Thursday, January 26, 2006

Unschooling conference

For a while now, I've been wanting to blog about the meeting we attended in November, organised by the Bundesverband Natürlich Lernen, a German Unschoolers' organisation. It was an incredibly inspiring weekend for me.

The highlights were hearing Pat Montgomery, founder of Clonlara School, and Andre Stern, a grown-up unschooler, address the meeting. Pat spoke about the problems that homeschoolers faced in the USA when she founded her school, and how they mirrored what we are experiencing in Germany today. She spoke on the subject of civil disobedience, saying that many people she had spoken to during her stay in Germany were totally against doing anything that was against the law. Their inclination was rather to fight for permission from the authorities, even if this was likely to prove unsuccessful.

Pat maintained, on the other hand, that by asking for permission (which would in most cases not be given) German homeschoolers are just putting themselves at the mercy of the arbitrariness of the authorities and of the unfair and inhumane schooling laws.. She said that each family had to do what it felt was the right thing, but if staying underground helped that family to a contented unschooling existence, then that was the right thing for them to do. Andre Stern made the same point when asked how it could be possible for us beleagured parents to give our children the idyllic unschooling experience he had as a child in Paris. His reply was to do stay underground if necessary.

I can understand the argument for going against the authorities and fighting for our rights. But as one who has been following the underground route for the last year, I can tell you that I don't miss the palpitations that come with the first method. Unfortunately it isn't easy to stay under the radar in Germany. They haf vays und means of finding out about your children, one of which is through the law requiring every person resident here to be registered at their local authority. But hey, I reckon, if you're breaking one law, you might as well go ahead and break a couple more.

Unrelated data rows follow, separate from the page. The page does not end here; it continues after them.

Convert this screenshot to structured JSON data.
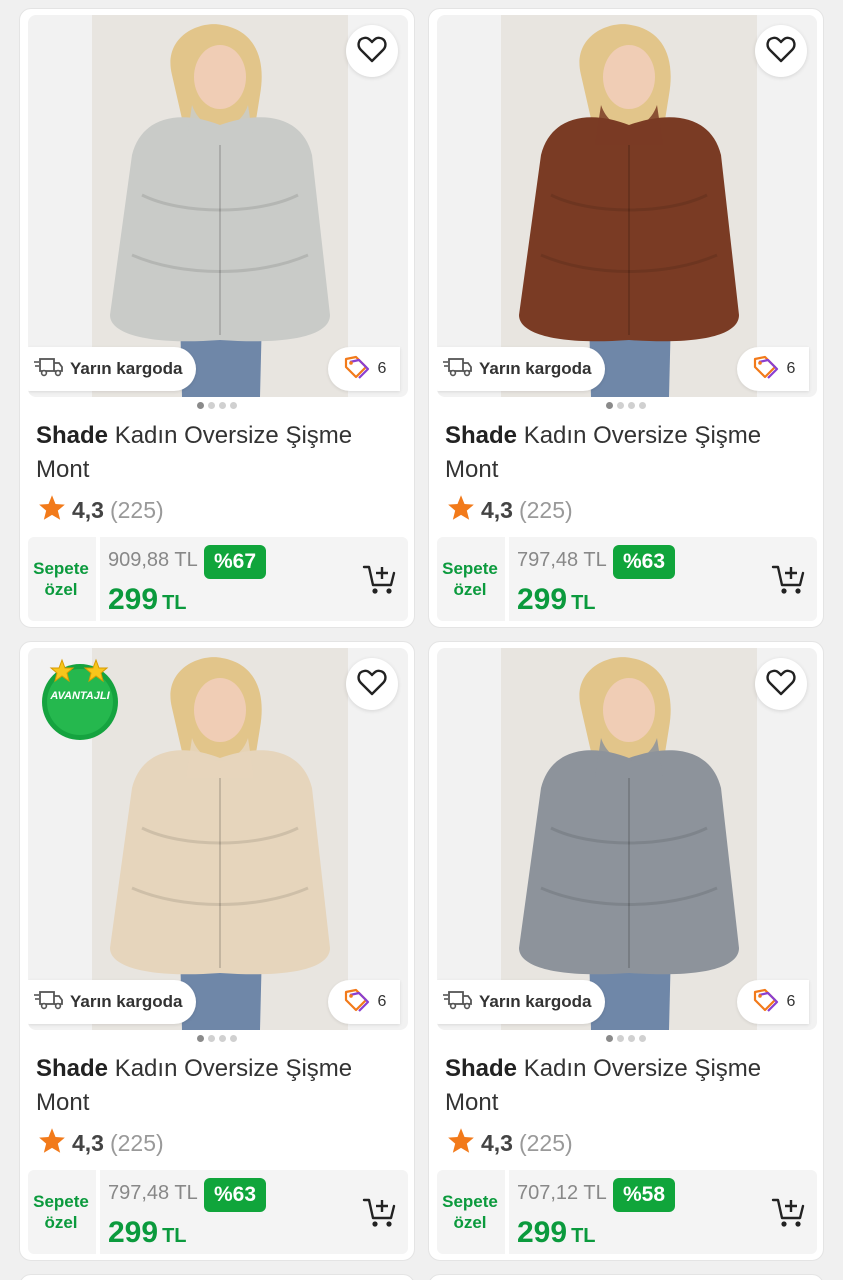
{
  "products": [
    {
      "brand": "Shade",
      "name": "Kadın Oversize Şişme Mont",
      "rating": "4,3",
      "review_count": "(225)",
      "shipping_label": "Yarın kargoda",
      "color_count": "6",
      "basket_label_1": "Sepete",
      "basket_label_2": "özel",
      "old_price": "909,88 TL",
      "discount": "%67",
      "price": "299",
      "currency": "TL",
      "jacket_color": "#c9cbc8",
      "badge": ""
    },
    {
      "brand": "Shade",
      "name": "Kadın Oversize Şişme Mont",
      "rating": "4,3",
      "review_count": "(225)",
      "shipping_label": "Yarın kargoda",
      "color_count": "6",
      "basket_label_1": "Sepete",
      "basket_label_2": "özel",
      "old_price": "797,48 TL",
      "discount": "%63",
      "price": "299",
      "currency": "TL",
      "jacket_color": "#7a3b24",
      "badge": ""
    },
    {
      "brand": "Shade",
      "name": "Kadın Oversize Şişme Mont",
      "rating": "4,3",
      "review_count": "(225)",
      "shipping_label": "Yarın kargoda",
      "color_count": "6",
      "basket_label_1": "Sepete",
      "basket_label_2": "özel",
      "old_price": "797,48 TL",
      "discount": "%63",
      "price": "299",
      "currency": "TL",
      "jacket_color": "#e6d5bc",
      "badge": "AVANTAJLI"
    },
    {
      "brand": "Shade",
      "name": "Kadın Oversize Şişme Mont",
      "rating": "4,3",
      "review_count": "(225)",
      "shipping_label": "Yarın kargoda",
      "color_count": "6",
      "basket_label_1": "Sepete",
      "basket_label_2": "özel",
      "old_price": "707,12 TL",
      "discount": "%58",
      "price": "299",
      "currency": "TL",
      "jacket_color": "#8d939b",
      "badge": ""
    }
  ],
  "icons": {
    "favorite": "heart-outline-icon",
    "shipping": "delivery-truck-icon",
    "colors": "color-tags-icon",
    "rating": "star-icon",
    "cart": "add-to-cart-icon"
  },
  "colors": {
    "accent_green": "#0b9a3d",
    "discount_green": "#10a53b",
    "star_orange": "#f27a1a"
  }
}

Those of us who are not registered are no worse than those people I know who register one spouse and the children in a different town, so they can attend the school there instead of the crappy one in their home town. There is also the added complication of whether people whose children are not officially resident in Germany can claim child benefit payments, but the pragmatist can add up the cost of legal battles, fines and the emotional cost of tussling with the authorities and maybe choose to forego the child benefit.

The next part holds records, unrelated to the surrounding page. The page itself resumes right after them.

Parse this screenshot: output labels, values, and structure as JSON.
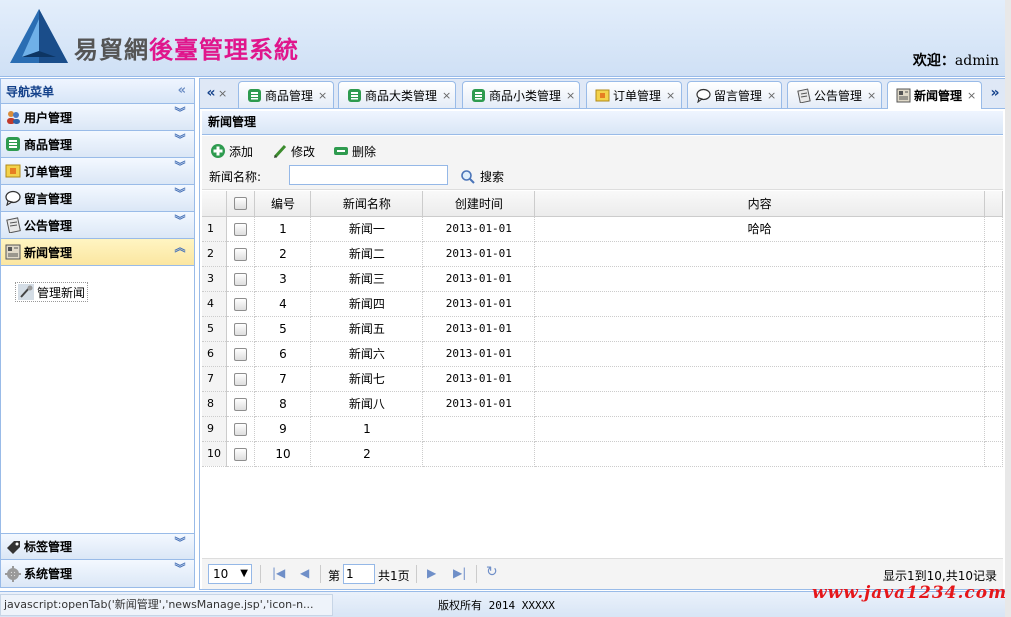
{
  "header": {
    "title_part1": "易貿網",
    "title_part2": "後臺管理系統",
    "welcome_label": "欢迎：",
    "username": "admin"
  },
  "sidebar": {
    "title": "导航菜单",
    "collapse_glyph": "«",
    "items": [
      {
        "label": "用户管理",
        "icon": "users-icon",
        "active": false
      },
      {
        "label": "商品管理",
        "icon": "list-icon",
        "active": false
      },
      {
        "label": "订单管理",
        "icon": "order-icon",
        "active": false
      },
      {
        "label": "留言管理",
        "icon": "speech-bubble-icon",
        "active": false
      },
      {
        "label": "公告管理",
        "icon": "notepad-icon",
        "active": false
      },
      {
        "label": "新闻管理",
        "icon": "newspaper-icon",
        "active": true
      }
    ],
    "sub_item": {
      "label": "管理新闻",
      "icon": "tools-icon"
    },
    "bottom_items": [
      {
        "label": "标签管理",
        "icon": "tag-icon"
      },
      {
        "label": "系统管理",
        "icon": "gear-icon"
      }
    ]
  },
  "tabs": {
    "scroll_left": "«",
    "scroll_right": "»",
    "items": [
      {
        "label": "商品管理",
        "icon": "list-icon",
        "active": false
      },
      {
        "label": "商品大类管理",
        "icon": "list-icon",
        "active": false
      },
      {
        "label": "商品小类管理",
        "icon": "list-icon",
        "active": false
      },
      {
        "label": "订单管理",
        "icon": "order-icon",
        "active": false
      },
      {
        "label": "留言管理",
        "icon": "speech-bubble-icon",
        "active": false
      },
      {
        "label": "公告管理",
        "icon": "notepad-icon",
        "active": false
      },
      {
        "label": "新闻管理",
        "icon": "newspaper-icon",
        "active": true
      }
    ],
    "close_glyph": "×"
  },
  "panel": {
    "title": "新闻管理",
    "toolbar": {
      "add_label": "添加",
      "edit_label": "修改",
      "delete_label": "删除"
    },
    "search": {
      "label": "新闻名称:",
      "value": "",
      "placeholder": "",
      "button_label": "搜索"
    }
  },
  "grid": {
    "columns": [
      "编号",
      "新闻名称",
      "创建时间",
      "内容"
    ],
    "rows": [
      {
        "num": "1",
        "id": "1",
        "name": "新闻一",
        "date": "2013-01-01",
        "content": "哈哈"
      },
      {
        "num": "2",
        "id": "2",
        "name": "新闻二",
        "date": "2013-01-01",
        "content": ""
      },
      {
        "num": "3",
        "id": "3",
        "name": "新闻三",
        "date": "2013-01-01",
        "content": ""
      },
      {
        "num": "4",
        "id": "4",
        "name": "新闻四",
        "date": "2013-01-01",
        "content": ""
      },
      {
        "num": "5",
        "id": "5",
        "name": "新闻五",
        "date": "2013-01-01",
        "content": ""
      },
      {
        "num": "6",
        "id": "6",
        "name": "新闻六",
        "date": "2013-01-01",
        "content": ""
      },
      {
        "num": "7",
        "id": "7",
        "name": "新闻七",
        "date": "2013-01-01",
        "content": ""
      },
      {
        "num": "8",
        "id": "8",
        "name": "新闻八",
        "date": "2013-01-01",
        "content": ""
      },
      {
        "num": "9",
        "id": "9",
        "name": "1",
        "date": "",
        "content": ""
      },
      {
        "num": "10",
        "id": "10",
        "name": "2",
        "date": "",
        "content": ""
      }
    ]
  },
  "pager": {
    "page_size": "10",
    "page_label_before": "第",
    "page_value": "1",
    "page_label_after": "共1页",
    "info": "显示1到10,共10记录"
  },
  "status": {
    "url": "javascript:openTab('新闻管理','newsManage.jsp','icon-n...",
    "copyright": "版权所有 2014 XXXXX",
    "watermark": "www.java1234.com"
  }
}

My point here is that I think more people will choose homeschooling if they can do it quietly and remain unbothered by the authorities. If many families choose that route, then maybe by the time they are discovered, the authorities will be overwhelmed by the wave of homeschoolers.

2 comments:

Carlotta said...

Re: civil disobedience and staying sub rosa as regards home educating, or whether to submit and then object and lobby for change..Am finding this a very difficult call right now here in the UK, where many of us who have been unknown the authorities are now facing effective compulsory registration for the first time; this as a result of the introduction of the Children's Database and the Children Missing from Education initiative.

Still cannot make that call to my own satisfaction. I would love to simply ignore the authorities, but am anxious that this will compromise the way they treat us when the database does throw us up as missing from their conception of education.

Will follow your situation with interest!

scatty said...

This is an issue for many homeschooling families, especially those who don't want to comply with unreasonable requirements and being subjected to the arbitrary whims of the personal responsible for allowing them to homeschool.

In South Africa, most homeschoolers are not registered as such. They maintain that the requirements for homeschoolers are so stringent that they represent an obstacle to registration. The majority of the provisions and procedures (of the homeschooling section of the Education Act) for home education are pedagogically controversial or
vulnerable in terms of administrative or public law and/or have been found to be unjustifiable and therefore
illegal in South African or foreign court verdicts. Every one of these unlawful provisions and procedures
constitute obstacles to registration and therefore establish “just cause” (in not registering).

I also know of homeschoolers in some American states who are unregistered homeschoolers.